 Articles appear in publications called magazines, journals, periodicals, and newspapers.

Use articles to find:

  • The most recent research on a topic
  • Coverage of very narrow (or specific) topics
  • Coverage of current events
  • Contemporary accounts of past events and research

Types of Publications


Periodicals, journals, magazines fall into 'categories' determined by their overall purpose.

  • Popular:
    Written for general public; authors and editors usually not experts in subject field; purpose is to provide current, societal/cultural news and discussion.
  • News Article:
    Written or produced for general public; authors are usually journalists familiar with the local area and/or the topic. The purpose is to provide very current information on "what, where, why and how"; format may be online news sites or newspapers, radio or TV.
  • Trade:
    Written for individuals in a specific career/job or with a specific interest/hobby.  Authors are generally persons working in the field/hobby or journalists with specialized knowledge.  Articles discuss current issues but are not reports of research.
  • Scholarly:
    Written for, and authored by, researchers, educators, students. Articles are reports of original research or other scholarly discussions. The publication title often may include words such as:  journal, review, or quarterly.

Evaluating Articles

Use critical thinking skills when deciding whether an article is appropriate to use.

Consider the following:

    • Check the Date: Is the information current or timely for your topic?
    • Read the Abstract: This usually provides a summary of the article.
    • Scan the Headings & Subheadings: These will provide an outline of the work.
    • Read the Conclusion: The last few paragraphs in a journal or magazine article often restate the main argument, important questions and major findings.

    • Purpose: Is the intent to inform, entertain, persuade or educate?
    • Author: Does the author have expertise on the topic?
    • Objectivity: Are various sides or points-of-view represented? 
    • Bibliography: Are the author's sources of information cited completely?


Criteria list taken in whole from:
Howard, Rebecca Moore. Writing Matters: A Handbook for Writing & Research. Customized for Marquette University. New York: McGraw Hill, 2010. Print.

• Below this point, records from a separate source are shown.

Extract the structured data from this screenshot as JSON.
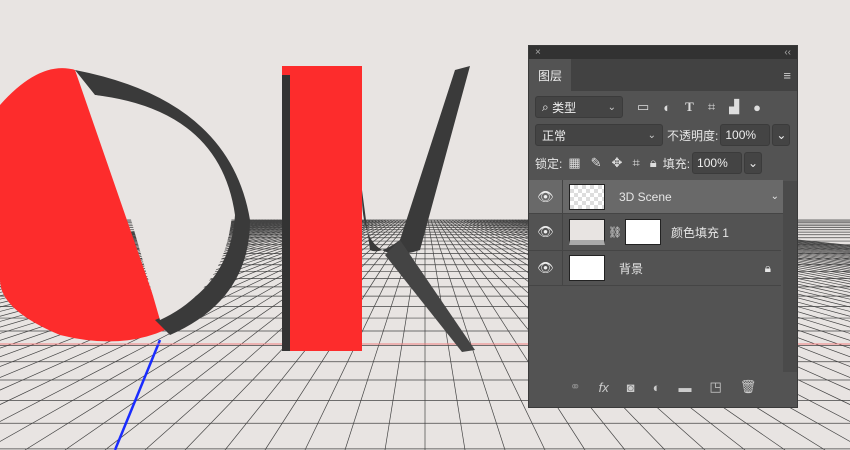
{
  "panel": {
    "close": "×",
    "collapse": "‹‹",
    "tab": "图层",
    "menu_icon": "hamburger-menu-icon",
    "filter": {
      "label": "类型",
      "icons": [
        "image-filter-icon",
        "adjustment-filter-icon",
        "type-filter-icon",
        "shape-filter-icon",
        "smart-object-filter-icon",
        "filter-toggle-icon"
      ]
    },
    "blend_mode": "正常",
    "opacity_label": "不透明度:",
    "opacity": "100%",
    "lock_label": "锁定:",
    "fill_label": "填充:",
    "fill": "100%",
    "layers": [
      {
        "name": "3D Scene",
        "selected": true
      },
      {
        "name": "颜色填充 1"
      },
      {
        "name": "背景",
        "locked": true
      }
    ],
    "bottom_icons": [
      "link-icon",
      "fx-icon",
      "mask-icon",
      "adjustment-icon",
      "folder-icon",
      "new-layer-icon",
      "trash-icon"
    ],
    "fx": "fx"
  },
  "colors": {
    "red": "#fd2c2c",
    "bg": "#e8e4e2",
    "panel": "#535353"
  }
}
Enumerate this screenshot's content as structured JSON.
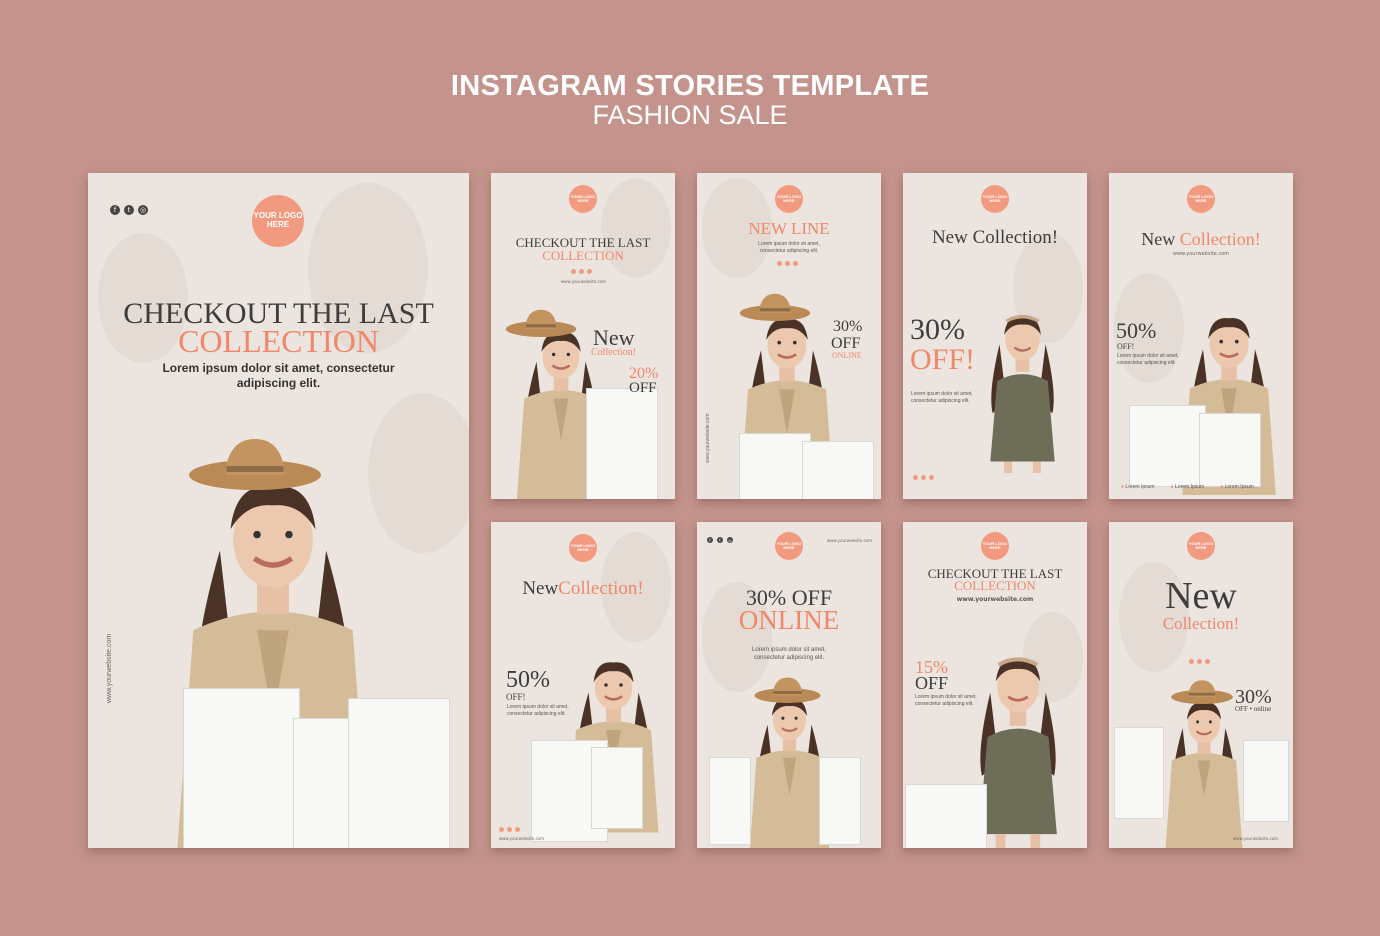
{
  "header": {
    "title": "INSTAGRAM STORIES TEMPLATE",
    "subtitle": "FASHION SALE"
  },
  "colors": {
    "background": "#c4948c",
    "card": "#ece5df",
    "accent": "#f0876a",
    "text_dark": "#3d3d3d"
  },
  "logo_text": "YOUR LOGO\nHERE",
  "website": "www.yourwebsite.com",
  "lorem_short": "Lorem ipsum dolor sit amet,\nconsectetur adipiscing elit.",
  "lorem_item": "Lorem Ipsum",
  "social_icons": [
    "facebook-icon",
    "twitter-icon",
    "instagram-icon"
  ],
  "main_story": {
    "headline": "CHECKOUT THE LAST",
    "headline_accent": "COLLECTION",
    "body": "Lorem ipsum dolor sit amet, consectetur\nadipiscing elit.",
    "website": "www.yourwebsite.com"
  },
  "stories": [
    {
      "title": "CHECKOUT THE LAST",
      "title_accent": "COLLECTION",
      "promo_word": "New",
      "promo_sub": "Collection!",
      "discount": "20%",
      "discount_word": "OFF"
    },
    {
      "title": "NEW LINE",
      "discount": "30%",
      "discount_word": "OFF",
      "discount_sub": "ONLINE"
    },
    {
      "title": "New Collection!",
      "discount": "30%",
      "discount_word": "OFF!"
    },
    {
      "title": "New ",
      "title_accent": "Collection!",
      "discount": "50%",
      "discount_word": "OFF!"
    },
    {
      "title": "New",
      "title_accent": "Collection!",
      "discount": "50%",
      "discount_word": "OFF!"
    },
    {
      "title": "30% OFF",
      "title_accent": "ONLINE"
    },
    {
      "title": "CHECKOUT THE LAST",
      "title_accent": "COLLECTION",
      "discount": "15%",
      "discount_word": "OFF"
    },
    {
      "title": "New",
      "title_accent": "Collection!",
      "discount": "30%",
      "discount_word": "OFF • online"
    }
  ]
}
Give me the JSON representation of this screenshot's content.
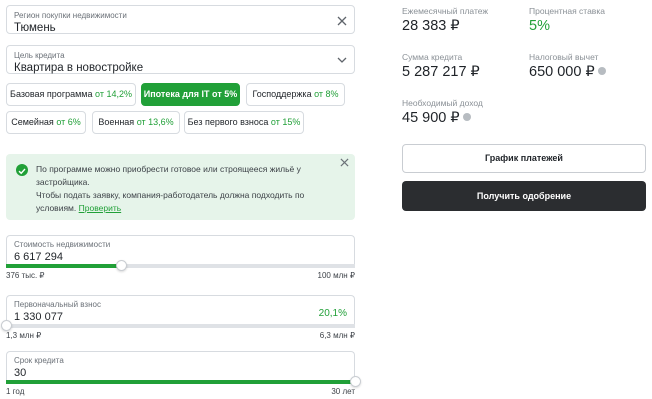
{
  "region": {
    "label": "Регион покупки недвижимости",
    "value": "Тюмень"
  },
  "purpose": {
    "label": "Цель кредита",
    "value": "Квартира в новостройке"
  },
  "programs": [
    {
      "name": "Базовая программа",
      "rate": "от 14,2%"
    },
    {
      "name": "Ипотека для IT",
      "rate": "от 5%"
    },
    {
      "name": "Господдержка",
      "rate": "от 8%"
    },
    {
      "name": "Семейная",
      "rate": "от 6%"
    },
    {
      "name": "Военная",
      "rate": "от 13,6%"
    },
    {
      "name": "Без первого взноса",
      "rate": "от 15%"
    }
  ],
  "notice": {
    "line1": "По программе можно приобрести готовое или строящееся жильё у застройщика.",
    "line2": "Чтобы подать заявку, компания-работодатель должна подходить по условиям.",
    "link": "Проверить"
  },
  "property_cost": {
    "label": "Стоимость недвижимости",
    "value": "6 617 294",
    "min": "376 тыс. ₽",
    "max": "100 млн ₽",
    "fill_fraction": 0.33
  },
  "down_payment": {
    "label": "Первоначальный взнос",
    "value": "1 330 077",
    "percent": "20,1%",
    "min": "1,3 млн ₽",
    "max": "6,3 млн ₽",
    "fill_fraction": 0.0
  },
  "term": {
    "label": "Срок кредита",
    "value": "30",
    "min": "1 год",
    "max": "30 лет",
    "fill_fraction": 1.0
  },
  "summary": {
    "monthly_label": "Ежемесячный платеж",
    "monthly_value": "28 383 ₽",
    "rate_label": "Процентная ставка",
    "rate_value": "5%",
    "loan_label": "Сумма кредита",
    "loan_value": "5 287 217 ₽",
    "deduction_label": "Налоговый вычет",
    "deduction_value": "650 000 ₽",
    "income_label": "Необходимый доход",
    "income_value": "45 900 ₽"
  },
  "actions": {
    "schedule": "График платежей",
    "approval": "Получить одобрение"
  },
  "colors": {
    "accent": "#21a038",
    "notice_bg": "#e6f4ea",
    "dark_button": "#2b2d30"
  },
  "icons": {
    "clear": "close-icon",
    "dropdown": "chevron-down-icon",
    "check": "check-circle-icon",
    "info": "info-icon"
  }
}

Getting the Articles

Here's a short video showing how Find it @ MU works. (About 4 minutes long.)

Two common ways to find out if the Libraries have access to the articles you need:

1) You are searching in an article database, but it doesn't have the full-text:  

Click on  Findit@MU button in the article citation. Another window / tab opens with two possible options:

  • Links indicating Find it @MU may have located one or more sources for full text of the article. Click on the links and follow the trail to the article. 
  • Links to search MARQCAT by the journal title or its ISSN number. The journal may be available in print or electronically through a source not searchable by Find it @MU.

2) You already have a specific citation and aren't currently searching in a database:

  • Search for the journal title in MARQCAT, the library catalog;
  • Do not search the title or author of the article, MARQCAT doesn't contain article level information.

The MARQCAT record will indicate what years we have in print and/or online, providing call number locations for the print and links to the e-journal.  Once at the e-journal, navigate to the volume, issue and page that you need.


Didn't find the article/journal using Find it @MU or MARQCAT?  Request the article through Interlibrary Loan (ILL) by clicking on the link at the bottom of the Find it @MU window or tab.  Learn more about ILL here.

Ever wonder why the full-text isn't there?  Watch this short video about the Business of Information.